On Monday, a divided United States Supreme Court approved Maryland’s DNA law, signifying a major change for DNA collection.  The Supreme Court’s decision in Maryland v. King expands DNA collection to include people arrested —prior to their proverbial day in court.  More than half of the states allow DNA samples to be routinely taken from people under arrest.  Right now Massachusetts is not among those states. Every state including Massachusetts, however, does collect DNA from people after they are convicted of crimes for purposes of identifying repeat criminal offenders.

There have been legislative proposals filed for several years here in Massachusetts that would mirror Maryland’s DNA collection law.  There have even been attempts to accomplish the same thing by attaching amendments to the state budget.   Opponents, including civil libertarians and defense attorneys, argue that this would be unconstitutional and an invasion of privacy.

Supporters of these bills have described them as simple and balanced – protecting the innocent while enhancing public safety.  A cheek swab test would be taken at the time of arrest and investigators could use that information for links to other crimes.  Supporters of these bills maintain that there is no risk associated with any of this for an innocent person.  They claim that DNA information would not be entered into any state database until after a felony conviction and would expunge the DNA evidence from any person ultimately found not guilty.

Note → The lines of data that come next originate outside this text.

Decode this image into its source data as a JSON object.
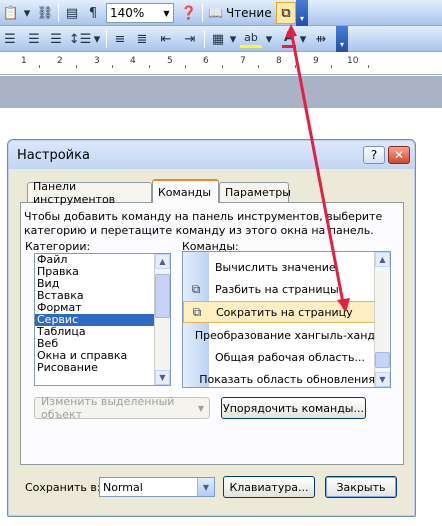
{
  "toolbar": {
    "zoom_value": "140%",
    "reading_label": "Чтение",
    "paragraph_mark": "¶",
    "font_color_letter": "A",
    "highlight_letters": "ab"
  },
  "ruler": {
    "numbers": [
      "1",
      "2",
      "3",
      "4",
      "5",
      "6",
      "7",
      "8",
      "9",
      "10"
    ]
  },
  "dialog": {
    "title": "Настройка",
    "help_button": "?",
    "close_button": "✕",
    "tabs": [
      "Панели инструментов",
      "Команды",
      "Параметры"
    ],
    "active_tab": "Команды",
    "description": "Чтобы добавить команду на панель инструментов, выберите категорию и перетащите команду из этого окна на панель.",
    "categories_label": "Категории:",
    "commands_label": "Команды:",
    "categories": [
      "Файл",
      "Правка",
      "Вид",
      "Вставка",
      "Формат",
      "Сервис",
      "Таблица",
      "Веб",
      "Окна и справка",
      "Рисование"
    ],
    "selected_category": "Сервис",
    "commands": [
      {
        "label": "Вычислить значение",
        "icon": ""
      },
      {
        "label": "Разбить на страницы",
        "icon": "split-pages-icon"
      },
      {
        "label": "Сократить на страницу",
        "icon": "shrink-one-page-icon"
      },
      {
        "label": "Преобразование хангыль-ханд",
        "icon": ""
      },
      {
        "label": "Общая рабочая область...",
        "icon": ""
      },
      {
        "label": "Показать область обновления",
        "icon": ""
      }
    ],
    "selected_command": "Сократить на страницу",
    "modify_selection_label": "Изменить выделенный объект",
    "rearrange_commands_label": "Упорядочить команды...",
    "save_in_label": "Сохранить в:",
    "save_in_value": "Normal",
    "keyboard_label": "Клавиатура...",
    "close_label": "Закрыть"
  },
  "colors": {
    "annotation_arrow": "#e32040",
    "selection": "#316ac5",
    "toolbar_blue": "#c3d8f4"
  }
}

Not so fast! Despite what some say, there is a whole lot of risk associated with DNA and its collection.  Here in Massachusetts we’ve enjoyed some recent victories in the area of DNA.  In 2012, Governor Patrick signed the DNA Access Bill, which gives individuals convicted of crimes a chance to use DNA evidence to prove their innocence and overturn their convictions if they meet certain criteria.  We’re proud of our work in this area.  The reality is that sometimes our justice system gets it completely wrong.  Anything that actually ensures public safety and brings a sense of confidence to our justice system is good.

There is just no way that DNA evidence can be described as an incontrovertible link to innocence or guilt.  There is a common perception that DNA is faultless and flawless as far as forensic evidence goes.  It can help convict the guilty while freeing the innocent, but there are limits to the power of DNA.   DNA can be misused, human error can come into play and we are still learning these lessons from the Annie Dookhan catastrophe. Expansion of DNA databases may well be logical and appropriate to identify individuals who commit certain types of violent crimes. Moving beyond those purposes is where the rights and privacy of individuals must be weighed against the benefits of this type of expansion.

– Kathleen Joyce
Director of Government Relations
Boston Bar Association